The world watched swathes of Australia’s bush burn last summer contributing to significant biodiversity loss and impacting the most vulnerable people. Besides stinking up the planet, Australia appears to be reneging on acommitment to net zero emissions made to Pacific Island Neighbours in October 2019. How does Australia face its Pacific Island neighbours, many of whom will be displaced in the next two-to-three decades unless we scale up efforts to limit global warming to 1.5°C? Australia must get sensible fast otherwise the Morrsion government is staring at a dark legacy of climate inaction. Will future generations have to view plastic replicas of the Great Barrier Reef in a museum of climate horrors alongside stuffed mounts of the critically endangered Mountain Pygmy Possum?
Brazil: Fossil for Not Protecting People from Climate Impacts
An alarming climate tipping point could happen much sooner than expected when the dense, green canopy of the Amazon rainforest turns into a dry open savannah, an irreversible process that is being hastened by increasing fires and logging. The policies of “Chainsaw” Bolsonaro have ensured that the ‘”Cooler of the Planet”’ is now a scarred, choking mess. This year’s fires are among the worst in ten years with a 14% increase in fires compared to the already catastrophic figures from last year. The world’s largest tropical wetland, the Pantanal, was consumed by flames this year, wrecking the lives of Indigineous communities there and all its biodiversity. Things look grim in Brazil as Bolsonaro offers concessions to agribusiness and mining magnates, turns his back on Indigenous communities and repeatedly denies climate change. Just to prove the point, Brazil has pledged over 70% of funding under its existing energy plan to fossil fuels and has extended subsidies to offshore oil exploitation until 2040!

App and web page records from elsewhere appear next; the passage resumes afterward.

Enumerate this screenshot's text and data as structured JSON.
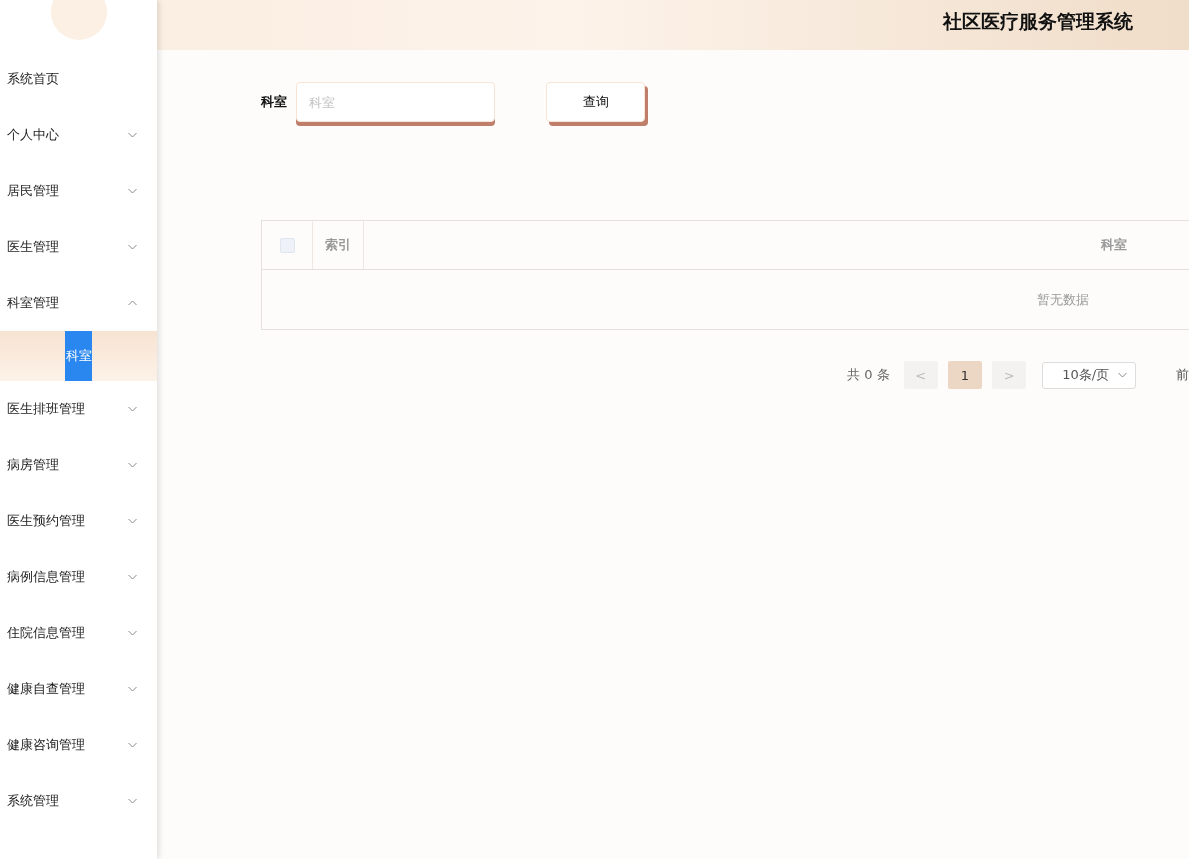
{
  "header": {
    "title": "社区医疗服务管理系统"
  },
  "sidebar": {
    "items": [
      {
        "label": "系统首页",
        "kind": "link"
      },
      {
        "label": "个人中心",
        "kind": "group",
        "expanded": false
      },
      {
        "label": "居民管理",
        "kind": "group",
        "expanded": false
      },
      {
        "label": "医生管理",
        "kind": "group",
        "expanded": false
      },
      {
        "label": "科室管理",
        "kind": "group",
        "expanded": true,
        "children": [
          {
            "label": "科室",
            "selected": true
          }
        ]
      },
      {
        "label": "医生排班管理",
        "kind": "group",
        "expanded": false
      },
      {
        "label": "病房管理",
        "kind": "group",
        "expanded": false
      },
      {
        "label": "医生预约管理",
        "kind": "group",
        "expanded": false
      },
      {
        "label": "病例信息管理",
        "kind": "group",
        "expanded": false
      },
      {
        "label": "住院信息管理",
        "kind": "group",
        "expanded": false
      },
      {
        "label": "健康自查管理",
        "kind": "group",
        "expanded": false
      },
      {
        "label": "健康咨询管理",
        "kind": "group",
        "expanded": false
      },
      {
        "label": "系统管理",
        "kind": "group",
        "expanded": false
      }
    ]
  },
  "search": {
    "label": "科室",
    "placeholder": "科室",
    "button": "查询"
  },
  "table": {
    "select_all": {
      "checked": false
    },
    "columns": [
      "索引",
      "科室"
    ],
    "empty_text": "暂无数据"
  },
  "pagination": {
    "total": "共 0 条",
    "prev": "<",
    "pages": [
      {
        "label": "1",
        "selected": true
      }
    ],
    "next": ">",
    "page_size": "10条/页",
    "jump_label": "前"
  }
}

Brazil: Fossil for Shrinking Civil Space
Despite tough competition from Russia, Brazil was voted for a fossil for its escalating crackdown on civil society groups resisting its regressive policies and fighting for the rights of Indigenous communities. A leaked document shows Brazil’s military plans to control “100% of NGOs working in the Amazon” and is set to advance policies to starve NGOs of funding. It is no wonder that Brazil ranks number three in the world for the murder of environmental defenders. “Civil society, despite being threatened in Brazil, must strengthen itself to pressure, nationally and internationally, for effective emission reduction measures, to preserve our forests and protect Indigenous Peoples”, said Nayara Castiglioni Amaral, general coordinator of Engajamundo, a Brazilian youth organization.
Watch the whole ceremony:

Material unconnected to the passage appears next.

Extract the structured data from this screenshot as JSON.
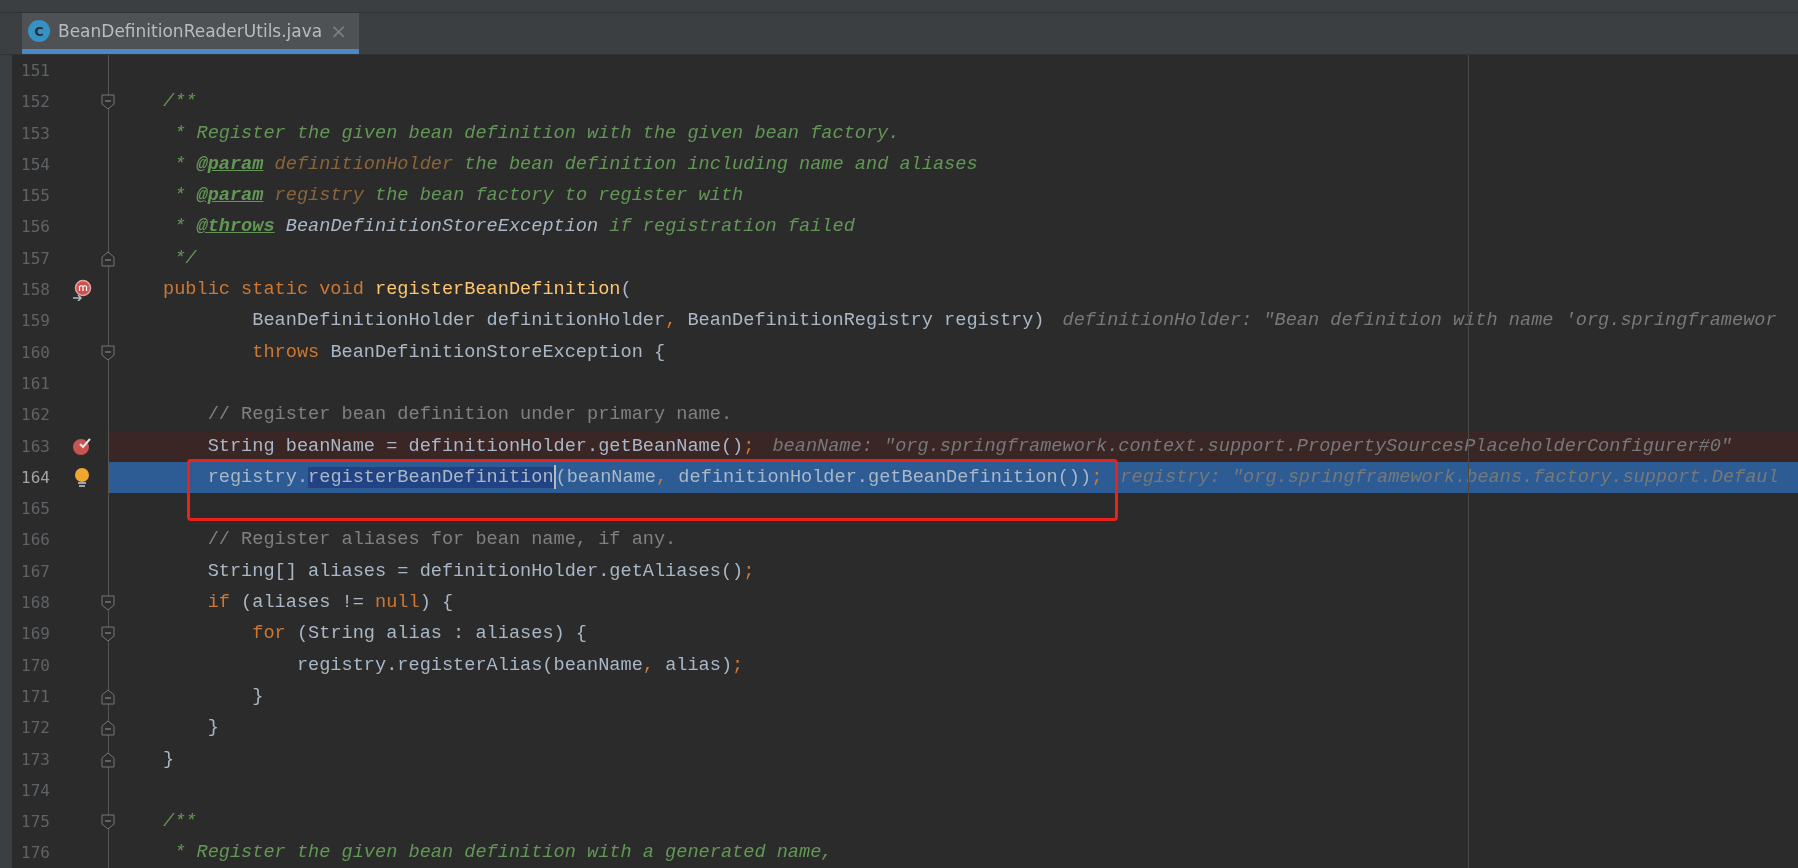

About the fossils: The Fossil of the Day awards were first presented at the climate talks in 1999, in Bonn, initiated by the German NGO Forum. During United Nations climate change negotiations (www.unfccc.int), members of the Climate Action Network (CAN), vote for countries judged to have done their ‘best’ to block progress in the negotiations in the last days of talks.

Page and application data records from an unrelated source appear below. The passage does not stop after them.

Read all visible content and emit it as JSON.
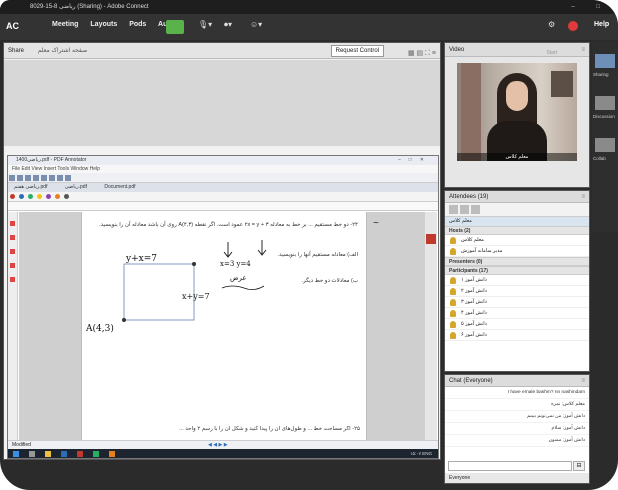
{
  "window": {
    "title": "ریاضی 8-15-8029 (Sharing) - Adobe Connect",
    "controls": "– □"
  },
  "menubar": {
    "logo": "AC",
    "items": [
      "Meeting",
      "Layouts",
      "Pods",
      "Audio"
    ],
    "help": "Help"
  },
  "share_pod": {
    "title": "Share",
    "subtitle": "صفحه اشتراک معلم",
    "request_control": "Request Control"
  },
  "editor": {
    "title": "ریاضی1400.pdf - PDF Annotator",
    "menu": "File  Edit  View  Insert  Tools  Window  Help",
    "tabs": [
      "ریاضی هفتم.pdf",
      "ریاضی.pdf",
      "Document.pdf"
    ],
    "status": "Modified",
    "handwriting": {
      "eq1": "y+x=7",
      "eq2": "x+y=7",
      "point": "A(4,3)",
      "marks": "x=3 y=4",
      "note": "عرض"
    },
    "question_line1": "۲۴- دو خط مستقیم ... بر خط به معادله ۳ + ۲x = y عمود است. اگر نقطه A(۴,۳) روی آن باشد معادله آن را بنویسید.",
    "question_line2": "الف) معادله مستقیم آنها را بنویسید.",
    "question_line3": "ب) معادلات دو خط دیگر.",
    "question_line4": "۲۵- اگر مساحت خط ... و طول‌های آن را پیدا کنید و شکل آن را با رسم ۲ واحد ...",
    "taskbar_right": "۱۵:۰۷  ENG"
  },
  "video_pod": {
    "title": "Video",
    "start_label": "Start",
    "caption": "معلم کلاس"
  },
  "sidebar": {
    "labels": [
      "Sharing",
      "Discussion",
      "Collab"
    ]
  },
  "attendees": {
    "title": "Attendees (19)",
    "active_speaker": "معلم کلاس",
    "groups": {
      "hosts": "Hosts (2)",
      "presenters": "Presenters (0)",
      "participants": "Participants (17)"
    },
    "hosts": [
      "معلم کلاس",
      "مدیر سامانه آموزش"
    ],
    "participants": [
      "دانش آموز ۱",
      "دانش آموز ۲",
      "دانش آموز ۳",
      "دانش آموز ۴",
      "دانش آموز ۵",
      "دانش آموز ۶"
    ]
  },
  "chat": {
    "title": "Chat (Everyone)",
    "messages": [
      "I have emale bashm? nn nashindam",
      "معلم کلاس: نمره",
      "دانش آموز: من نمی‌تونم ببینم",
      "دانش آموز: سلام",
      "دانش آموز: ممنون"
    ],
    "footer": "Everyone"
  },
  "colors": {
    "accent_green": "#5ab24a",
    "status_red": "#e03a3a",
    "chrome": "#333333"
  }
}
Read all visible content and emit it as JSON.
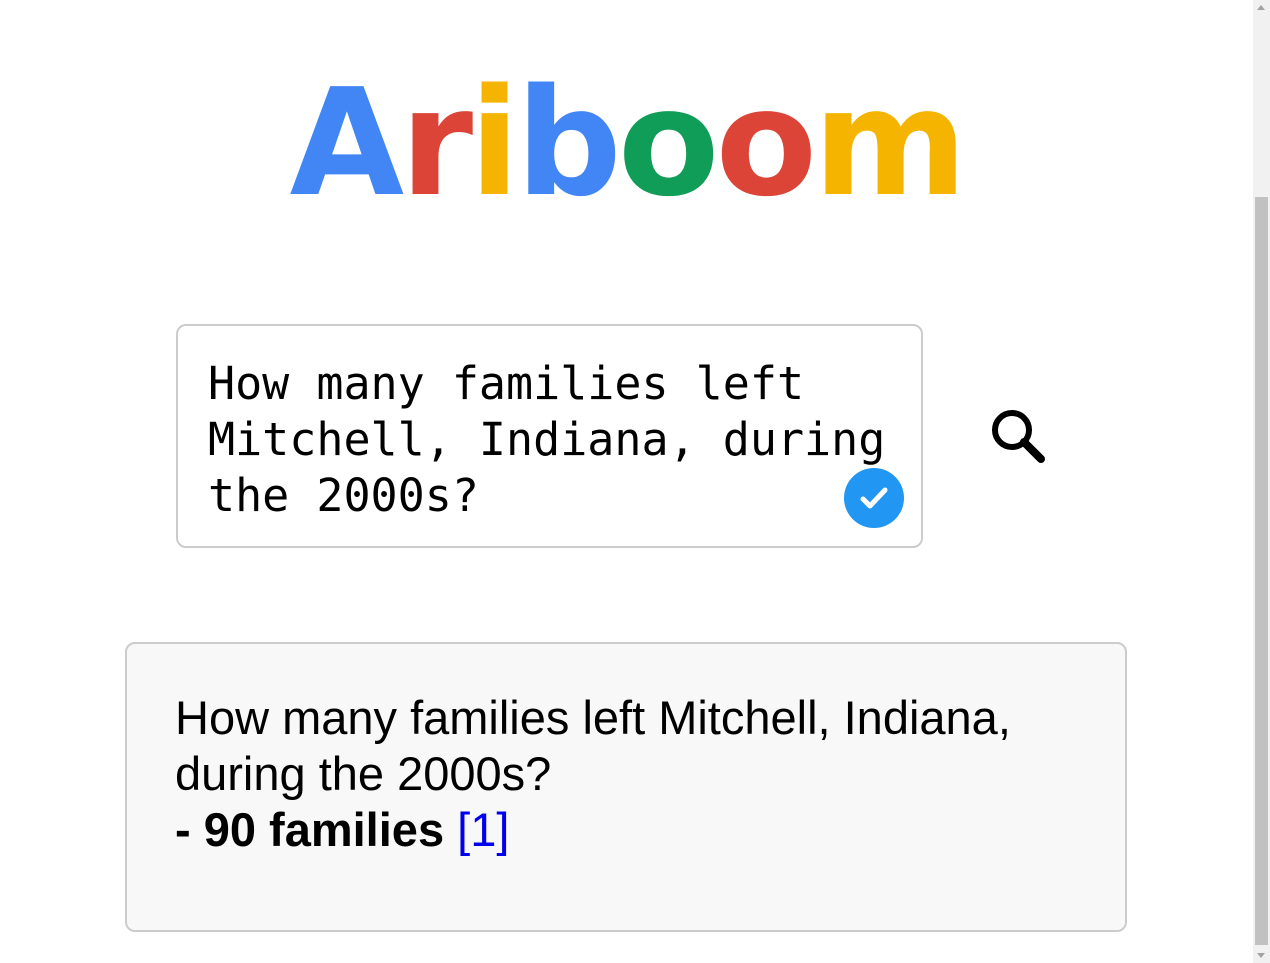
{
  "logo": {
    "letters": [
      {
        "char": "A",
        "color": "#4285f4"
      },
      {
        "char": "r",
        "color": "#db4437"
      },
      {
        "char": "i",
        "color": "#f4b400"
      },
      {
        "char": "b",
        "color": "#4285f4"
      },
      {
        "char": "o",
        "color": "#0f9d58"
      },
      {
        "char": "o",
        "color": "#db4437"
      },
      {
        "char": "m",
        "color": "#f4b400"
      }
    ]
  },
  "search": {
    "query": "How many families left Mitchell, Indiana, during the 2000s?",
    "check_icon": "check-circle-icon",
    "check_color": "#2196f3",
    "search_icon": "magnifier-icon"
  },
  "answer": {
    "question": "How many families left Mitchell, Indiana, during the 2000s?",
    "result": "- 90 families",
    "citation": "[1]",
    "citation_color": "#0000ee"
  }
}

About CAN: The Climate Action Network (CAN) is a global network of over 1,300 Non-Governmental Organizations (NGOs) in more than 120 countries working to promote government and individual action to limit human0induced climate change to ecologically sustainable levels. www.climatenetwork.org